Comparing the differences in joint utilization between humans and other primates, Australian researchers found that we humans are less prone to develop rheumatic osteoarthritis in those joints (like the elbow) which we tend to use in a similar wide range of motion as our primate friends. Whereas joints which we generally use in a more limited range of motion (like the cervical spine, shoulder, hand, fingers, knee and hip joint) are more likely to develop this degeneration (Alexander 1994). Regular dynamic stretching and other forms of gymnastics might therefore prove to be good prevention against rheumatic arthritis and possibly other joint diseases.
Other possible advantages of stretching may include psychological functions. E.g. before sports brief static stretching may be good for the overly nervous or hyper agitated athlete, and active dynamic stretching may be better for persons who would profit from some general activation. So far there is also no research on the possible effects of stretching on proprioception. Since clinical studies have shown strong correlations between dysfunctions like chronic low back pain (Radebold 2001) or idiopathic scoliosis (Keesen 1992) with a reduced proprioceptive accuracy, this field of research may offer valuable inspiration. It seems that there are many interesting interrelations between body image organization, chronic pain, post traumatic stress disorders, psychological and physical aging, and proprioceptive accuracy. Static stretching like as is often performed in conventional Hatha yoga, as well as various forms of dynamic stretching could indeed prove to have profound effects in this important dimension.
Conclusion: More research is needed to determine which type of stretching has what kind of advantages and side effects for what type of condition. Herbert and Gabriel’s research for athletes (and the unprecedented international attention given to their publication) make a valuable contribution in this direction.
- Alexander CI 1994 Utilization of joint movement range in arboreal primates compared with human subjects: an evolutionary frame for primary osteoarthritis. Annals of Rheumatic Diseases 53(11):720-725
- Freiwald J et al. 1998 Stretching--do current explanatory models suffice?

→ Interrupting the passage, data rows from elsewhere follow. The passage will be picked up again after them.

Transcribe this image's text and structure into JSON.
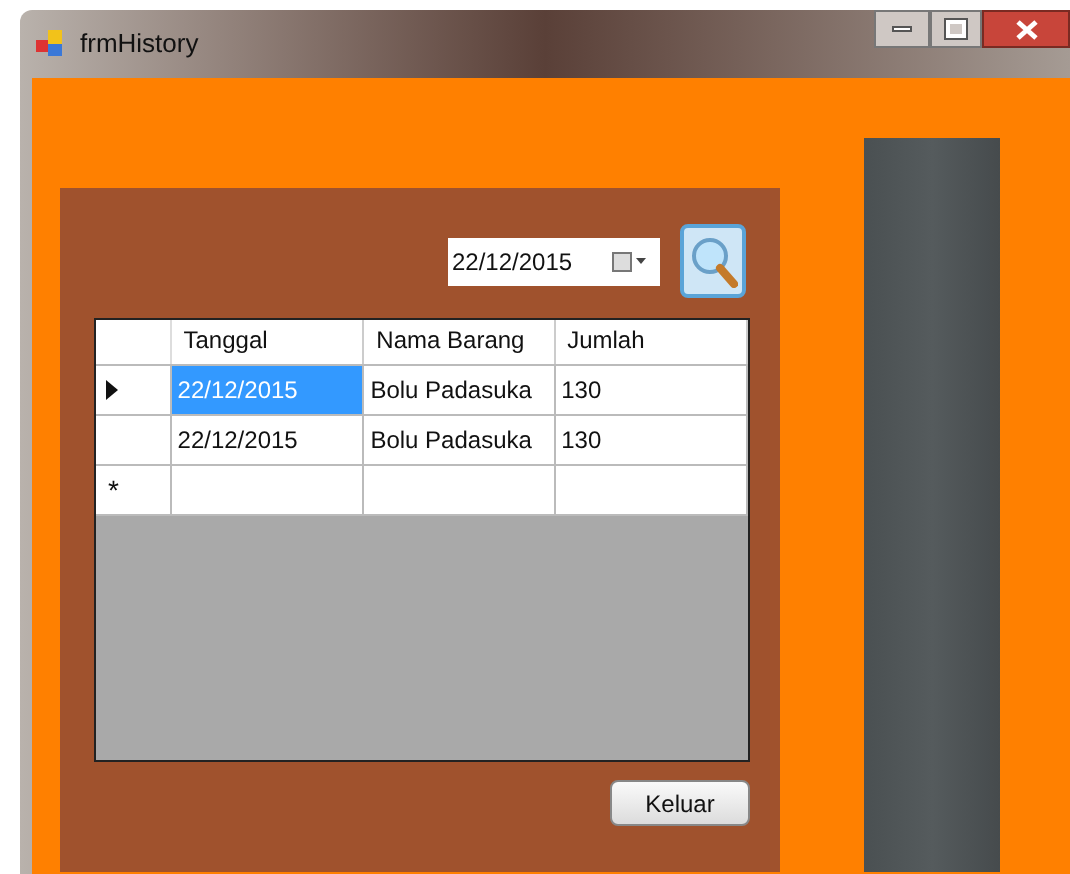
{
  "window": {
    "title": "frmHistory"
  },
  "date_picker": {
    "value": "22/12/2015"
  },
  "table": {
    "columns": [
      "Tanggal",
      "Nama Barang",
      "Jumlah"
    ],
    "rows": [
      {
        "current": true,
        "cells": [
          {
            "text": "22/12/2015",
            "selected": true
          },
          {
            "text": "Bolu Padasuka",
            "selected": false
          },
          {
            "text": "130",
            "selected": false
          }
        ]
      },
      {
        "current": false,
        "cells": [
          {
            "text": "22/12/2015",
            "selected": false
          },
          {
            "text": "Bolu Padasuka",
            "selected": false
          },
          {
            "text": "130",
            "selected": false
          }
        ]
      }
    ],
    "new_row_marker": "*"
  },
  "buttons": {
    "close": "Keluar"
  }
}
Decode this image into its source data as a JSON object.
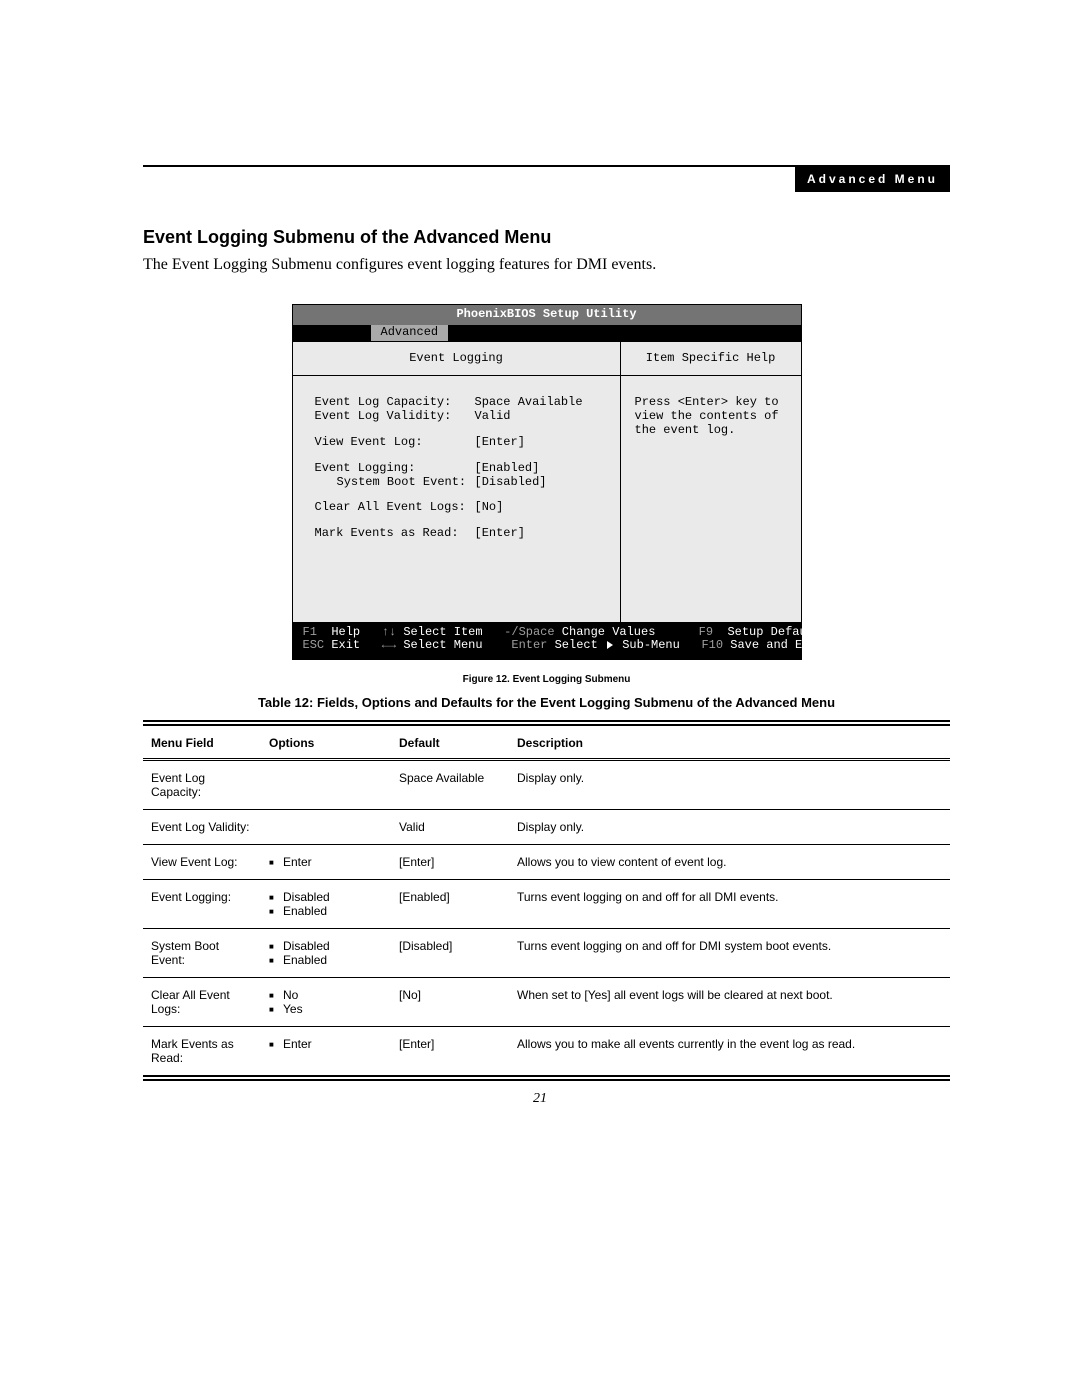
{
  "header": {
    "pill": "Advanced Menu"
  },
  "section_title": "Event Logging Submenu of the Advanced Menu",
  "intro": "The Event Logging Submenu configures event logging features for DMI events.",
  "bios": {
    "title": "PhoenixBIOS Setup Utility",
    "tab": "Advanced",
    "left_header": "Event Logging",
    "right_header": "Item Specific Help",
    "help_lines": [
      "Press <Enter> key to",
      "view the contents of",
      "the event log."
    ],
    "fields": {
      "capacity_label": "Event Log Capacity:",
      "capacity_value": "Space Available",
      "validity_label": "Event Log Validity:",
      "validity_value": "Valid",
      "view_label": "View Event Log:",
      "view_value": "[Enter]",
      "logging_label": "Event Logging:",
      "logging_value": "[Enabled]",
      "boot_label": "System Boot Event:",
      "boot_value": "[Disabled]",
      "clear_label": "Clear All Event Logs:",
      "clear_value": "[No]",
      "mark_label": "Mark Events as Read:",
      "mark_value": "[Enter]"
    },
    "footer": {
      "f1": "F1",
      "help": "Help",
      "sel_item": "Select Item",
      "change": "Change Values",
      "minus_space": "-/Space",
      "f9": "F9",
      "defaults": "Setup Defaults",
      "esc": "ESC",
      "exit": "Exit",
      "sel_menu": "Select Menu",
      "enter": "Enter",
      "submenu": "Select",
      "submenu2": "Sub-Menu",
      "f10": "F10",
      "save": "Save and Exit",
      "arrows_ud": "↑↓",
      "arrows_lr": "←→"
    }
  },
  "fig_caption": "Figure 12.  Event Logging Submenu",
  "table_caption": "Table 12: Fields, Options and Defaults for the Event Logging Submenu of the Advanced Menu",
  "table": {
    "headers": {
      "menu": "Menu Field",
      "options": "Options",
      "default": "Default",
      "description": "Description"
    },
    "rows": [
      {
        "menu": "Event Log Capacity:",
        "options": [],
        "default": "Space Available",
        "desc": "Display only.",
        "indent": false
      },
      {
        "menu": "Event Log Validity:",
        "options": [],
        "default": "Valid",
        "desc": "Display only.",
        "indent": false
      },
      {
        "menu": "View Event Log:",
        "options": [
          "Enter"
        ],
        "default": "[Enter]",
        "desc": "Allows you to view content of event log.",
        "indent": false
      },
      {
        "menu": "Event Logging:",
        "options": [
          "Disabled",
          "Enabled"
        ],
        "default": "[Enabled]",
        "desc": "Turns event logging on and off for all DMI events.",
        "indent": false
      },
      {
        "menu": "System Boot Event:",
        "options": [
          "Disabled",
          "Enabled"
        ],
        "default": "[Disabled]",
        "desc": "Turns event logging on and off for DMI system boot events.",
        "indent": true
      },
      {
        "menu": "Clear All Event Logs:",
        "options": [
          "No",
          "Yes"
        ],
        "default": "[No]",
        "desc": "When set to [Yes] all event logs will be cleared at next boot.",
        "indent": false
      },
      {
        "menu": "Mark Events as Read:",
        "options": [
          "Enter"
        ],
        "default": "[Enter]",
        "desc": "Allows you to make all events currently in the event log as read.",
        "indent": false
      }
    ]
  },
  "page_number": "21"
}
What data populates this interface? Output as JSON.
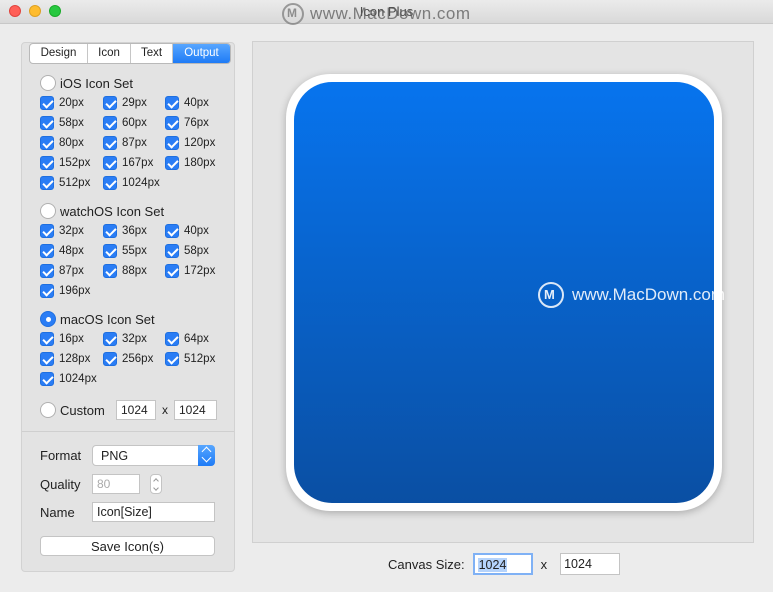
{
  "window": {
    "title": "Icon Plus"
  },
  "watermark": {
    "text": "www.MacDown.com"
  },
  "tabs": [
    {
      "label": "Design",
      "active": false
    },
    {
      "label": "Icon",
      "active": false
    },
    {
      "label": "Text",
      "active": false
    },
    {
      "label": "Output",
      "active": true
    }
  ],
  "ios": {
    "label": "iOS Icon Set",
    "selected": false,
    "sizes": [
      "20px",
      "29px",
      "40px",
      "58px",
      "60px",
      "76px",
      "80px",
      "87px",
      "120px",
      "152px",
      "167px",
      "180px",
      "512px",
      "1024px"
    ]
  },
  "watchos": {
    "label": "watchOS Icon Set",
    "selected": false,
    "sizes": [
      "32px",
      "36px",
      "40px",
      "48px",
      "55px",
      "58px",
      "87px",
      "88px",
      "172px",
      "196px"
    ]
  },
  "macos": {
    "label": "macOS Icon Set",
    "selected": true,
    "sizes": [
      "16px",
      "32px",
      "64px",
      "128px",
      "256px",
      "512px",
      "1024px"
    ]
  },
  "custom": {
    "label": "Custom",
    "selected": false,
    "width": "1024",
    "separator": "x",
    "height": "1024"
  },
  "format": {
    "label": "Format",
    "value": "PNG"
  },
  "quality": {
    "label": "Quality",
    "value": "80"
  },
  "name": {
    "label": "Name",
    "value": "Icon[Size]"
  },
  "save_button": {
    "label": "Save Icon(s)"
  },
  "canvas": {
    "label": "Canvas Size:",
    "width": "1024",
    "separator": "x",
    "height": "1024"
  },
  "colors": {
    "accent": "#2a7df5",
    "icon_top": "#0774ee",
    "icon_bottom": "#0a4fa3"
  }
}
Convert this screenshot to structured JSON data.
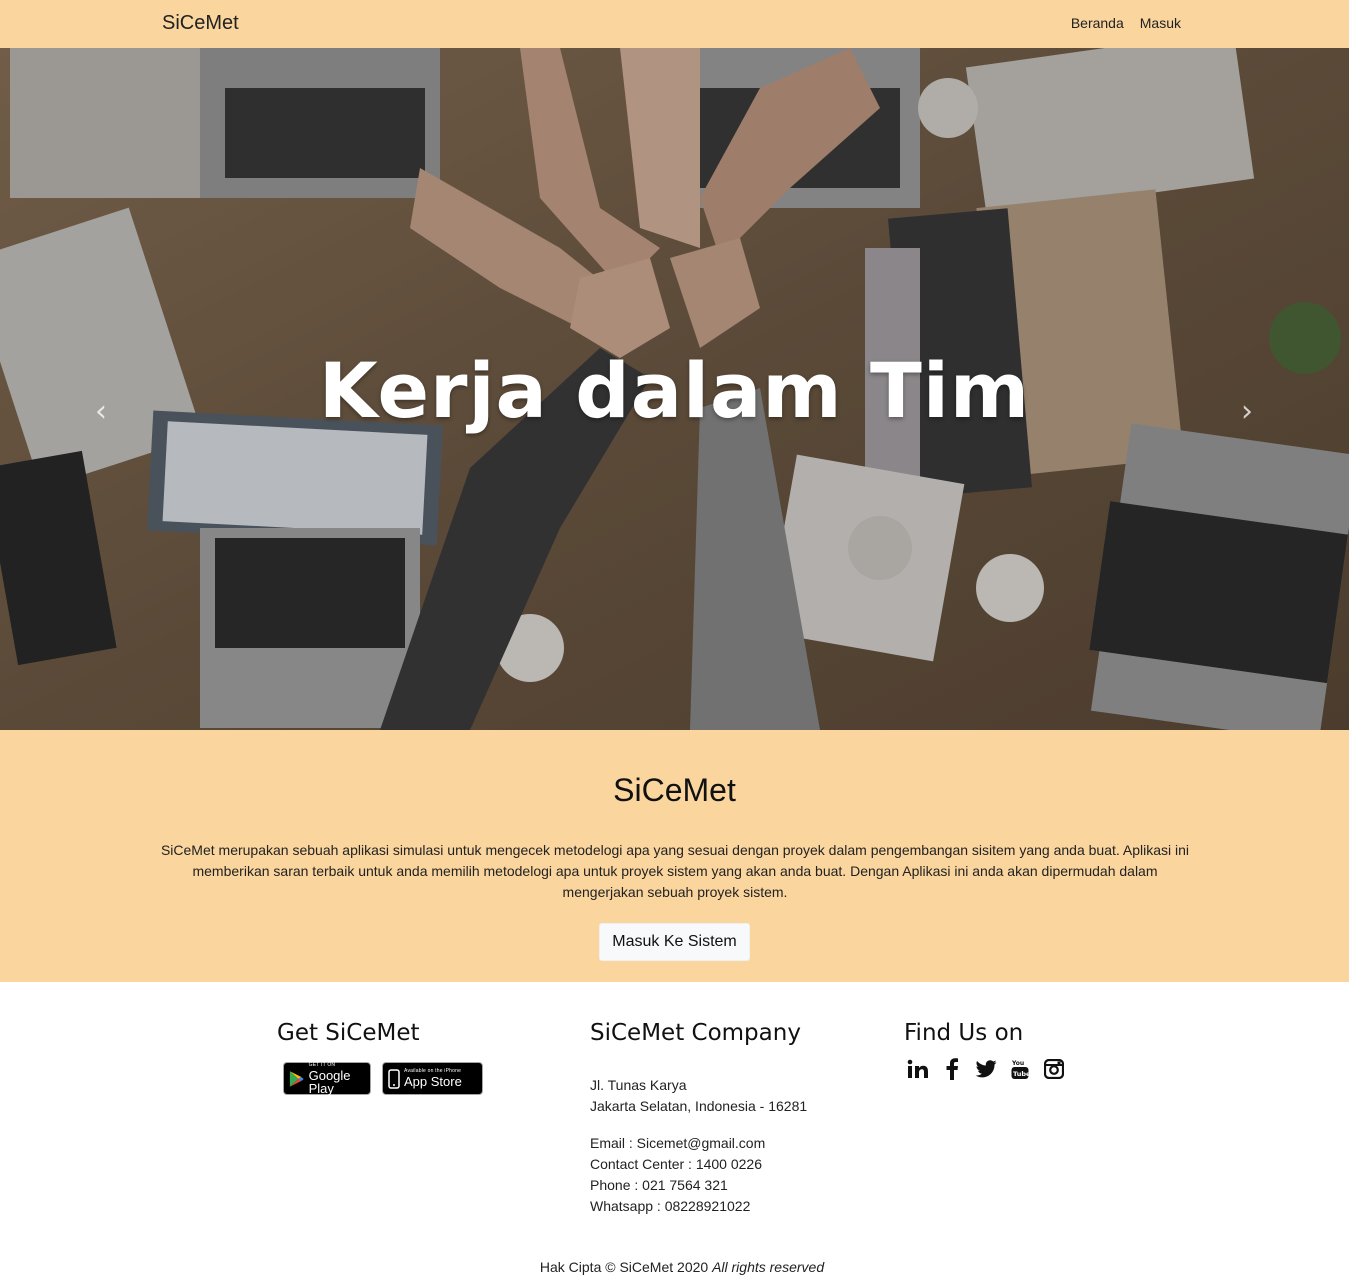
{
  "navbar": {
    "brand": "SiCeMet",
    "links": [
      "Beranda",
      "Masuk"
    ]
  },
  "hero": {
    "caption": "Kerja dalam Tim",
    "prev_icon": "chevron-left-icon",
    "next_icon": "chevron-right-icon"
  },
  "about": {
    "title": "SiCeMet",
    "description": "SiCeMet merupakan sebuah aplikasi simulasi untuk mengecek metodelogi apa yang sesuai dengan proyek dalam pengembangan sisitem yang anda buat. Aplikasi ini memberikan saran terbaik untuk anda memilih metodelogi apa untuk proyek sistem yang akan anda buat. Dengan Aplikasi ini anda akan dipermudah dalam mengerjakan sebuah proyek sistem.",
    "button": "Masuk Ke Sistem"
  },
  "footer": {
    "get_title": "Get SiCeMet",
    "google_play": {
      "small": "GET IT ON",
      "big": "Google Play"
    },
    "app_store": {
      "small": "Available on the iPhone",
      "big": "App Store"
    },
    "company_title": "SiCeMet Company",
    "address_line1": "Jl. Tunas Karya",
    "address_line2": "Jakarta Selatan, Indonesia - 16281",
    "email": "Email : Sicemet@gmail.com",
    "contact_center": "Contact Center : 1400 0226",
    "phone": "Phone : 021 7564 321",
    "whatsapp": "Whatsapp : 08228921022",
    "find_title": "Find Us on",
    "social": [
      "linkedin-icon",
      "facebook-icon",
      "twitter-icon",
      "youtube-icon",
      "instagram-icon"
    ],
    "copyright_main": "Hak Cipta © SiCeMet 2020",
    "copyright_em": "All rights reserved"
  }
}
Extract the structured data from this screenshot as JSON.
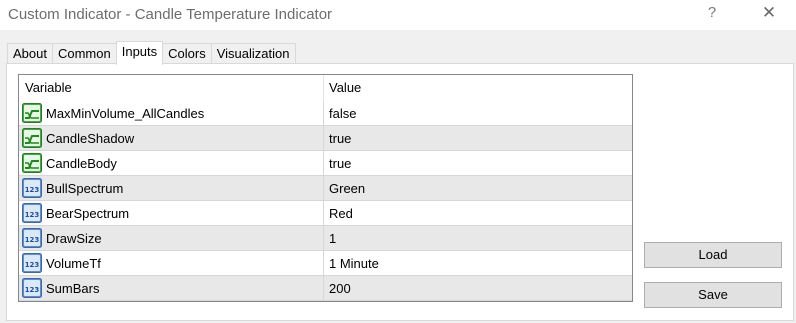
{
  "window": {
    "title": "Custom Indicator - Candle Temperature Indicator",
    "help_glyph": "?",
    "close_glyph": "✕"
  },
  "tabs": [
    {
      "label": "About",
      "active": false
    },
    {
      "label": "Common",
      "active": false
    },
    {
      "label": "Inputs",
      "active": true
    },
    {
      "label": "Colors",
      "active": false
    },
    {
      "label": "Visualization",
      "active": false
    }
  ],
  "inputs": {
    "columns": {
      "variable": "Variable",
      "value": "Value"
    },
    "rows": [
      {
        "variable": "MaxMinVolume_AllCandles",
        "value": "false",
        "icon": "bool-icon"
      },
      {
        "variable": "CandleShadow",
        "value": "true",
        "icon": "bool-icon"
      },
      {
        "variable": "CandleBody",
        "value": "true",
        "icon": "bool-icon"
      },
      {
        "variable": "BullSpectrum",
        "value": "Green",
        "icon": "numeric-icon"
      },
      {
        "variable": "BearSpectrum",
        "value": "Red",
        "icon": "numeric-icon"
      },
      {
        "variable": "DrawSize",
        "value": "1",
        "icon": "numeric-icon"
      },
      {
        "variable": "VolumeTf",
        "value": "1 Minute",
        "icon": "numeric-icon"
      },
      {
        "variable": "SumBars",
        "value": "200",
        "icon": "numeric-icon"
      }
    ]
  },
  "buttons": {
    "load": "Load",
    "save": "Save"
  },
  "colors": {
    "bool_icon_green": "#3dae3d",
    "numeric_icon_blue": "#5b8fd0",
    "row_alt": "#e8e8e8"
  }
}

Sportverletzung Sportschaden, 12(2):54-59
- Hennig E, Podzielny S 1994 Die Auswirkungen von Dehn- und Aufwärmübungen auf die Vertikalsprungleistung. Deutsche Zeitschrift für Sportmedizin 45:253-260
- Keesen W et al. 1992 Proprioception in idiopathic scoliosis. Spine 17(2):149-155
- Radebold A et al. 2001 Impaired postural control of the lumbar spine is associated with delayed muscle response times in patients with chronic idiopathic low back pain. Spine, 26(7):724-730
- Skutek M et al. 2001 Cyclic mechanical stretching modulates secretion pattern of growth factors in human tendon fibroblasts. European Journal of Applied Physiology 86:48-52
- Wiemann K, Hahn K 1997 Influences of strength, stretching and circulatory exercises on flexibility parameters of the human hamstrings, International Journal of Sports Medicine 18:340-346